The decision on Tuesday will see the long-awaited regulation to tax day visitors to visit the city come into force next year.
The new tax will be implemented over 30 non-consecutive days in 2024, falling on the busiest long weekends in the spring and regular weekends in the summer, according to an announcement on the city’s website.
Exact dates will be announced in the coming weeks, it said.
In general, the fee will apply to all day tourists over the age of 14.
Overnight travellers are exempt, although they have been subject to a separate tourist tax implemented in 2011. This tax varies by travel season, accommodation type and location, according to the city’s website — and is usually between €1 and €5 per person per night, for the first five nights of a stay.
The new tax, first suggested in 2019 but delayed due to the pandemic, is an attempt to “protect the city from mass tourism,” Luigi Brugnaro, Venice’s mayor, posted on X/Twitter.
“We will carry out an experiment with great humility and will try not to harm anyone,” he said, according to a translation of the post after the measure was passed by 24 votes to 12 amid a stormy city council debate.
However, opposition councillors voiced doubt on whether the charge will deter visitors as there will be no cap on the number of tourists able to enter the World Heritage city on any given day.
The mayor insisted: “We need to find a system which will protect the city from mass tourism.

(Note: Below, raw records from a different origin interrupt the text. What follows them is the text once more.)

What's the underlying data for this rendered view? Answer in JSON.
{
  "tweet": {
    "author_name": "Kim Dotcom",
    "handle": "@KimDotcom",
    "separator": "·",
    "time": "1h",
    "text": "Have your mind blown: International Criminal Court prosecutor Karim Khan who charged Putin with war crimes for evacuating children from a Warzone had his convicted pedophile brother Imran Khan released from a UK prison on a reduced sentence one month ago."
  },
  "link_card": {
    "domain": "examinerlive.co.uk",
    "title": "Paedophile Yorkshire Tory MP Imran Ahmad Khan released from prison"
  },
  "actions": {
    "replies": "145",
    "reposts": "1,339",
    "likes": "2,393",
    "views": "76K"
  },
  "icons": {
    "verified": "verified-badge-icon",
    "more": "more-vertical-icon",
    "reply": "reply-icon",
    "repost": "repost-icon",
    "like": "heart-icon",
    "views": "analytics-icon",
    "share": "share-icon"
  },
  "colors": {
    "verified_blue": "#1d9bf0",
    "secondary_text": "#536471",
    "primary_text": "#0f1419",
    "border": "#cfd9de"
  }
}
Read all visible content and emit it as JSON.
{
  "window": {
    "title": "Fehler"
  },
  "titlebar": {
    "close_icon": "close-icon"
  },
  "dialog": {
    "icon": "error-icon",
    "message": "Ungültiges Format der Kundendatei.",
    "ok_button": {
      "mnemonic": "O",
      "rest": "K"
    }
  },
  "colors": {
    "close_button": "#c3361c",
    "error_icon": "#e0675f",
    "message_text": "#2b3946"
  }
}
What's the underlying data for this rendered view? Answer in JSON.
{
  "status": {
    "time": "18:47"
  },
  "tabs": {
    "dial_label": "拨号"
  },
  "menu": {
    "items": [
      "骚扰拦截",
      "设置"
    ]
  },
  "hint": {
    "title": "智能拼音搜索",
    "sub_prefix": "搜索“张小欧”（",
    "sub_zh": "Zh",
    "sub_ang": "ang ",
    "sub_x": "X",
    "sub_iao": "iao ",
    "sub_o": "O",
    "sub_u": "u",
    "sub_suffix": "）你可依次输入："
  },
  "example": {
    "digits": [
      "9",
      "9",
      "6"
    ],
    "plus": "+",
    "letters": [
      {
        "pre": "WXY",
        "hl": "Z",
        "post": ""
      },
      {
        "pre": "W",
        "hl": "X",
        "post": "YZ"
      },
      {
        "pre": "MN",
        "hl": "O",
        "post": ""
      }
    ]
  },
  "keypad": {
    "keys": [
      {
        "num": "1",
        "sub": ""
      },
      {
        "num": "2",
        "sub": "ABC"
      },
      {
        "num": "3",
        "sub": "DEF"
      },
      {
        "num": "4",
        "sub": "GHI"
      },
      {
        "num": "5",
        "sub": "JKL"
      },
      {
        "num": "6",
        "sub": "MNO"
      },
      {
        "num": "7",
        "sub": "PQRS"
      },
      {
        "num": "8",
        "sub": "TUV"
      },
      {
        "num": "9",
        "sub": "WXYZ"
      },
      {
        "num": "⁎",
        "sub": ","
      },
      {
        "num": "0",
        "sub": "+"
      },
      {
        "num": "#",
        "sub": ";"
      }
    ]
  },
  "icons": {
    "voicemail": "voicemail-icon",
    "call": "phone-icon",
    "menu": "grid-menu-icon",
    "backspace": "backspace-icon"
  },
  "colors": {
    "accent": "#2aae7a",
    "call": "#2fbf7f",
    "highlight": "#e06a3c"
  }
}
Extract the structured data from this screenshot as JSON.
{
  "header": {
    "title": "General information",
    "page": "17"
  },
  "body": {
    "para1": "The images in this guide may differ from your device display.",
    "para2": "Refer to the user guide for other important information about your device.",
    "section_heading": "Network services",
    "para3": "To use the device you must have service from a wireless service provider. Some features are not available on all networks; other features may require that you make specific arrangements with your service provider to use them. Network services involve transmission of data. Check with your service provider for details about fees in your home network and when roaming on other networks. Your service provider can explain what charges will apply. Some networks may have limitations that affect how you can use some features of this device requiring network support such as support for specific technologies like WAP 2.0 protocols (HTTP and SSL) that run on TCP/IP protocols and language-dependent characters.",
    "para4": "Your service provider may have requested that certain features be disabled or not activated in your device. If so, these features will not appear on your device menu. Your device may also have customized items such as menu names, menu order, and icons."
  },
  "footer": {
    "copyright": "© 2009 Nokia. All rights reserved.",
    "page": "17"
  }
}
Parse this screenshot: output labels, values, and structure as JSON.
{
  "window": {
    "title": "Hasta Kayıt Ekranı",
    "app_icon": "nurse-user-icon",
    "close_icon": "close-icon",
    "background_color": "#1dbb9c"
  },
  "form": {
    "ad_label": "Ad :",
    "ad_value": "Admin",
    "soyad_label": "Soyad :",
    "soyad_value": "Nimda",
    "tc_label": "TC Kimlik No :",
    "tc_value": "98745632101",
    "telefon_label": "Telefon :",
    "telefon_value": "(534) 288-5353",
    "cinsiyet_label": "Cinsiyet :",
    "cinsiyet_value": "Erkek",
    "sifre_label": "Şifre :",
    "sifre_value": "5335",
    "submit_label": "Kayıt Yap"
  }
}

“This is an invitation to day trippers not to come here on certain days and if they do come, to make a booking and ay a contribution.”